When I speak in this way, Caribbean governments have tended to agree privately, then say but we have to comply or face the wrath of larger nations. Bermuda's governments have met with G8 governments, signed agreements, set up committees and changed their laws; permitting deep intrusions into the constitutional privacy of persons resident in or associated with Bermuda.
This makes my own point: If these rules were legally legitimate, they would not require force. If they were fair between the nations imposing them and those upon whom they are imposed, it would not take nearly every single ID you have ever owned to open a bank account in Bermuda, yet a single ID and 15 minutes to open an account in the United States.
Bermuda's officials — as have officials across the Caribbean — have opted to comply, to meet with the OECD, FATF, IMF, EU etc, each demanding different and at times conflicting levels of compliance. And even after such compliances, even unconstitutional ones, and in the midst of a financial crisis owing to corruption in the G8 nations, they gather together to say the problem is financial centres and the goal should be to eliminate the very financial centres which have capitulated to their one- sided rules.

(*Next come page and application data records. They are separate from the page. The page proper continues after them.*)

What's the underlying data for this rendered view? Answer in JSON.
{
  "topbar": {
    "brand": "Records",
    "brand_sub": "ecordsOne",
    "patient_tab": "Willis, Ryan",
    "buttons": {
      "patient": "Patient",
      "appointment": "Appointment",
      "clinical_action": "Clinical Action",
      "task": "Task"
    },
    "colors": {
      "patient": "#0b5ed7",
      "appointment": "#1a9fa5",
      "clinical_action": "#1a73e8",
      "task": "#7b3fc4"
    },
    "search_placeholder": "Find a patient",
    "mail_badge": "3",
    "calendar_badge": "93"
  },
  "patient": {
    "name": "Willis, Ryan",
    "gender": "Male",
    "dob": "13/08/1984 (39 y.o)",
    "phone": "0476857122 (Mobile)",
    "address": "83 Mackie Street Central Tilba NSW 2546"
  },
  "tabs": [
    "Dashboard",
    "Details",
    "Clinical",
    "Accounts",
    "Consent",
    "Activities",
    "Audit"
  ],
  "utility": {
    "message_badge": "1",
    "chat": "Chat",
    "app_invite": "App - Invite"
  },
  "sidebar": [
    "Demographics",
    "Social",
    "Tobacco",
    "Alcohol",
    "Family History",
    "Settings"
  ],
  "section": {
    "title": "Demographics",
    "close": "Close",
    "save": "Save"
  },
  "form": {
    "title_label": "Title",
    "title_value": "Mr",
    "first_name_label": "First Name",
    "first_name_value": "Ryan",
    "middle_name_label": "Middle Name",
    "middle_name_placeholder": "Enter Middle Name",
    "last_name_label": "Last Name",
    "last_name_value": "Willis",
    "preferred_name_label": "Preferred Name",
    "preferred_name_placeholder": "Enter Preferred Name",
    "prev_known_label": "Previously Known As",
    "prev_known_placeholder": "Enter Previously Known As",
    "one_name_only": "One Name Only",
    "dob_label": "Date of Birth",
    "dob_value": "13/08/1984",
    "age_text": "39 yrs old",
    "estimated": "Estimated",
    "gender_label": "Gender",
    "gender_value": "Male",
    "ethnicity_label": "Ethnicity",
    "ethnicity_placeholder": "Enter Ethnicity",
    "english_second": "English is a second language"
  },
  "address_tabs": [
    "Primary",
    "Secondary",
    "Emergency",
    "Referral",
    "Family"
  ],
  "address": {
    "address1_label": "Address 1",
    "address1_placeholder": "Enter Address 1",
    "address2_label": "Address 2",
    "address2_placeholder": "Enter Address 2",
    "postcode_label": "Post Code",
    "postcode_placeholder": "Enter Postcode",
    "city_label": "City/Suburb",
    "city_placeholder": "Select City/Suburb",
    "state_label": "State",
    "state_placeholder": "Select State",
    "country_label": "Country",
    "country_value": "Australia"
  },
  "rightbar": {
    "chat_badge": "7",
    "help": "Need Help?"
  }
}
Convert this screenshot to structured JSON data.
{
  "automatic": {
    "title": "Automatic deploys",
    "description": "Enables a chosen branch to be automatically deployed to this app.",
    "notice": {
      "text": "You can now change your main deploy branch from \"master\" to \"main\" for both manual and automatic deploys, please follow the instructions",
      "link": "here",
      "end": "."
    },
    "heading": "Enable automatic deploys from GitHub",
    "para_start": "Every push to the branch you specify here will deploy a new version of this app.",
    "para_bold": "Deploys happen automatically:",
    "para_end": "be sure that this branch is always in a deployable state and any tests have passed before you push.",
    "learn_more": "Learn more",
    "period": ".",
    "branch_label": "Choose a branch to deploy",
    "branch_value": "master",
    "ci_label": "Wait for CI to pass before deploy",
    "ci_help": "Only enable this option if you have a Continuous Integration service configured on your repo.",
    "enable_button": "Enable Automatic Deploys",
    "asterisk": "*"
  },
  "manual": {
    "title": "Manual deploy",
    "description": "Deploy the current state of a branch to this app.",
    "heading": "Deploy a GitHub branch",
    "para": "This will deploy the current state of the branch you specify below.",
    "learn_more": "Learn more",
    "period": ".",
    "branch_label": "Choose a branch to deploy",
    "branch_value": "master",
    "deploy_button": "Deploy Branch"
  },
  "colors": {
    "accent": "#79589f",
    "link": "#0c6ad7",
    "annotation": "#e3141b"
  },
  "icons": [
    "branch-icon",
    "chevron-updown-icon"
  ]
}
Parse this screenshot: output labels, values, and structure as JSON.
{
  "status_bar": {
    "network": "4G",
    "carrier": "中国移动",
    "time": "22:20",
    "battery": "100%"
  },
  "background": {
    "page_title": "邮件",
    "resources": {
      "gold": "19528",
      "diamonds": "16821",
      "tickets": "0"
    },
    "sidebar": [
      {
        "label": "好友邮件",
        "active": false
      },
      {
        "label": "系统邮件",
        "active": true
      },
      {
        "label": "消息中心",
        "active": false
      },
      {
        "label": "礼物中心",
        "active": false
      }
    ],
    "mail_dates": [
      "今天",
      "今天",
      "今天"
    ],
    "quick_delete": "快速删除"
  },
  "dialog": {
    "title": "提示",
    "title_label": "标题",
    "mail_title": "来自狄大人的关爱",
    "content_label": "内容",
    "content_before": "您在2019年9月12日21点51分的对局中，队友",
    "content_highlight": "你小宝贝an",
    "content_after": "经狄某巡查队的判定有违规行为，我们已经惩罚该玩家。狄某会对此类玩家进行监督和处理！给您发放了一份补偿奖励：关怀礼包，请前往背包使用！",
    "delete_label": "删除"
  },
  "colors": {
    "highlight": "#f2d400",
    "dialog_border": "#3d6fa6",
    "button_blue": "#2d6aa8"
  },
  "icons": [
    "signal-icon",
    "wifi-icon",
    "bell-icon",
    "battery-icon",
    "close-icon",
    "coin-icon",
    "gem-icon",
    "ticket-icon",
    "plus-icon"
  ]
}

As such, the comments of Mr Maher will continue and grow more ominous ... and the fact that Bermuda has complied over and again, will mean nothing if those comments by media personalities strike a chord. The truth, which Mr Cash enlists to Bermuda's defence, will become meaningless.
What is necessary is that Bermuda must lead by organising with its fellow Caribbean financial centres, together with Singapore, the UAE financial Centres and China (Macau, Hong Kong and Shanghai), to establish — as I also advised in my second Hamilton Lecture — an Organisation of International Financial Centres (OIFC).
The objective of such an organisation, which should be a registered organisation with the United Nations, would be to raise the profile and defend the purpose and importance of financial centres and their role in the global financial system.
Without this, Bermuda — sweet Bermuda — will spend its time hitting out left and right, wasting its limited dollars trying to defend itself, complying with rules, which are a temporary step on the road to the elimination of its economic model as a financial centre.
God Bless Bermuda
Professor Gilbert NMO Morris, FSWGC
Two-time Hamilton Lecturer
Financial Centre Expert